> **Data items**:
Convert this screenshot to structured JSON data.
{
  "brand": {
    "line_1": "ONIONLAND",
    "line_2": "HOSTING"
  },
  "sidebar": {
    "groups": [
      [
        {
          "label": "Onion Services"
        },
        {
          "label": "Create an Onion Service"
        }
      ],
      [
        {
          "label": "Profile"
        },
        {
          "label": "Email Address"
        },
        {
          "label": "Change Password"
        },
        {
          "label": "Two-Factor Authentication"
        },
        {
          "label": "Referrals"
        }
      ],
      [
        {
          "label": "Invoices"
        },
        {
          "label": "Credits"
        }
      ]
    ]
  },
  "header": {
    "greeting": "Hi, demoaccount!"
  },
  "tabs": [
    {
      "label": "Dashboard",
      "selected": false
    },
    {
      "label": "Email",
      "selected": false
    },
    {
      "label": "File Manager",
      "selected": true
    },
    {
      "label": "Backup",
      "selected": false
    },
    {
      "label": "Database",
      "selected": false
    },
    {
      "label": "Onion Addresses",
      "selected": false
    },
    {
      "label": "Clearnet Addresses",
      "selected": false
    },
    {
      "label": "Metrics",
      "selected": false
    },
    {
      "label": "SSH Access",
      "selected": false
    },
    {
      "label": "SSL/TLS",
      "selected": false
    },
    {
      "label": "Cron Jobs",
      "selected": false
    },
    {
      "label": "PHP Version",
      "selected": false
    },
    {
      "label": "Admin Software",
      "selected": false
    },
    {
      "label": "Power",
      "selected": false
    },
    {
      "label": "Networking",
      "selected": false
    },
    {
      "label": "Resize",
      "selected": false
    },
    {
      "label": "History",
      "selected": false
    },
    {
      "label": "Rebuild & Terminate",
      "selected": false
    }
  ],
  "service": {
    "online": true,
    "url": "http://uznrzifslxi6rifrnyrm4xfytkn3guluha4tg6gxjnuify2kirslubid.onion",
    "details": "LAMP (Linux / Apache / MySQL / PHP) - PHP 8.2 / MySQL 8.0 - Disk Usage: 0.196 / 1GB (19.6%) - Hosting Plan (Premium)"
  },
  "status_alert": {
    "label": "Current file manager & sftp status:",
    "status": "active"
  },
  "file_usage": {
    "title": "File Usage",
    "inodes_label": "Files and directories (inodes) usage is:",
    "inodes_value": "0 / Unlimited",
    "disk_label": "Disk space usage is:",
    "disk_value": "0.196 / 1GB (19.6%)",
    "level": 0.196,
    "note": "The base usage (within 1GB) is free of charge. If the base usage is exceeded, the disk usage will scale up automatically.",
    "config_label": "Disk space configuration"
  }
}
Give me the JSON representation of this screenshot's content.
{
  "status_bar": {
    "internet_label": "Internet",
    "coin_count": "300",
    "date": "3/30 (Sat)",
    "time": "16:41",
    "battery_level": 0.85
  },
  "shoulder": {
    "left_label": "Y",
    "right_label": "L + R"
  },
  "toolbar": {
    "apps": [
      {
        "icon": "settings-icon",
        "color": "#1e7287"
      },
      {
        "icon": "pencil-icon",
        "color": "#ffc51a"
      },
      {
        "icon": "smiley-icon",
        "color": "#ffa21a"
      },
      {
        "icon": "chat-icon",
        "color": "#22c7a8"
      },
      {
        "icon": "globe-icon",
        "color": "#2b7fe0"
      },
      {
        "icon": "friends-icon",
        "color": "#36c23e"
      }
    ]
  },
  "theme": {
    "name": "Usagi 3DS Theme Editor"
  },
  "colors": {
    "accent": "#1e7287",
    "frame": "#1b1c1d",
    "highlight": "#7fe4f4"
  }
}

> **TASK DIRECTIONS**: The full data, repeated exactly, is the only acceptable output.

> **SOLUTION TO THIS EXERCISE**:
Convert this screenshot to structured JSON data.
{
  "brand": {
    "line_1": "ONIONLAND",
    "line_2": "HOSTING"
  },
  "sidebar": {
    "groups": [
      [
        {
          "label": "Onion Services"
        },
        {
          "label": "Create an Onion Service"
        }
      ],
      [
        {
          "label": "Profile"
        },
        {
          "label": "Email Address"
        },
        {
          "label": "Change Password"
        },
        {
          "label": "Two-Factor Authentication"
        },
        {
          "label": "Referrals"
        }
      ],
      [
        {
          "label": "Invoices"
        },
        {
          "label": "Credits"
        }
      ]
    ]
  },
  "header": {
    "greeting": "Hi, demoaccount!"
  },
  "tabs": [
    {
      "label": "Dashboard",
      "selected": false
    },
    {
      "label": "Email",
      "selected": false
    },
    {
      "label": "File Manager",
      "selected": true
    },
    {
      "label": "Backup",
      "selected": false
    },
    {
      "label": "Database",
      "selected": false
    },
    {
      "label": "Onion Addresses",
      "selected": false
    },
    {
      "label": "Clearnet Addresses",
      "selected": false
    },
    {
      "label": "Metrics",
      "selected": false
    },
    {
      "label": "SSH Access",
      "selected": false
    },
    {
      "label": "SSL/TLS",
      "selected": false
    },
    {
      "label": "Cron Jobs",
      "selected": false
    },
    {
      "label": "PHP Version",
      "selected": false
    },
    {
      "label": "Admin Software",
      "selected": false
    },
    {
      "label": "Power",
      "selected": false
    },
    {
      "label": "Networking",
      "selected": false
    },
    {
      "label": "Resize",
      "selected": false
    },
    {
      "label": "History",
      "selected": false
    },
    {
      "label": "Rebuild & Terminate",
      "selected": false
    }
  ],
  "service": {
    "online": true,
    "url": "http://uznrzifslxi6rifrnyrm4xfytkn3guluha4tg6gxjnuify2kirslubid.onion",
    "details": "LAMP (Linux / Apache / MySQL / PHP) - PHP 8.2 / MySQL 8.0 - Disk Usage: 0.196 / 1GB (19.6%) - Hosting Plan (Premium)"
  },
  "status_alert": {
    "label": "Current file manager & sftp status:",
    "status": "active"
  },
  "file_usage": {
    "title": "File Usage",
    "inodes_label": "Files and directories (inodes) usage is:",
    "inodes_value": "0 / Unlimited",
    "disk_label": "Disk space usage is:",
    "disk_value": "0.196 / 1GB (19.6%)",
    "level": 0.196,
    "note": "The base usage (within 1GB) is free of charge. If the base usage is exceeded, the disk usage will scale up automatically.",
    "config_label": "Disk space configuration"
  }
}
Give me the JSON representation of this screenshot's content.
{
  "status_bar": {
    "internet_label": "Internet",
    "coin_count": "300",
    "date": "3/30 (Sat)",
    "time": "16:41",
    "battery_level": 0.85
  },
  "shoulder": {
    "left_label": "Y",
    "right_label": "L + R"
  },
  "toolbar": {
    "apps": [
      {
        "icon": "settings-icon",
        "color": "#1e7287"
      },
      {
        "icon": "pencil-icon",
        "color": "#ffc51a"
      },
      {
        "icon": "smiley-icon",
        "color": "#ffa21a"
      },
      {
        "icon": "chat-icon",
        "color": "#22c7a8"
      },
      {
        "icon": "globe-icon",
        "color": "#2b7fe0"
      },
      {
        "icon": "friends-icon",
        "color": "#36c23e"
      }
    ]
  },
  "theme": {
    "name": "Usagi 3DS Theme Editor"
  },
  "colors": {
    "accent": "#1e7287",
    "frame": "#1b1c1d",
    "highlight": "#7fe4f4"
  }
}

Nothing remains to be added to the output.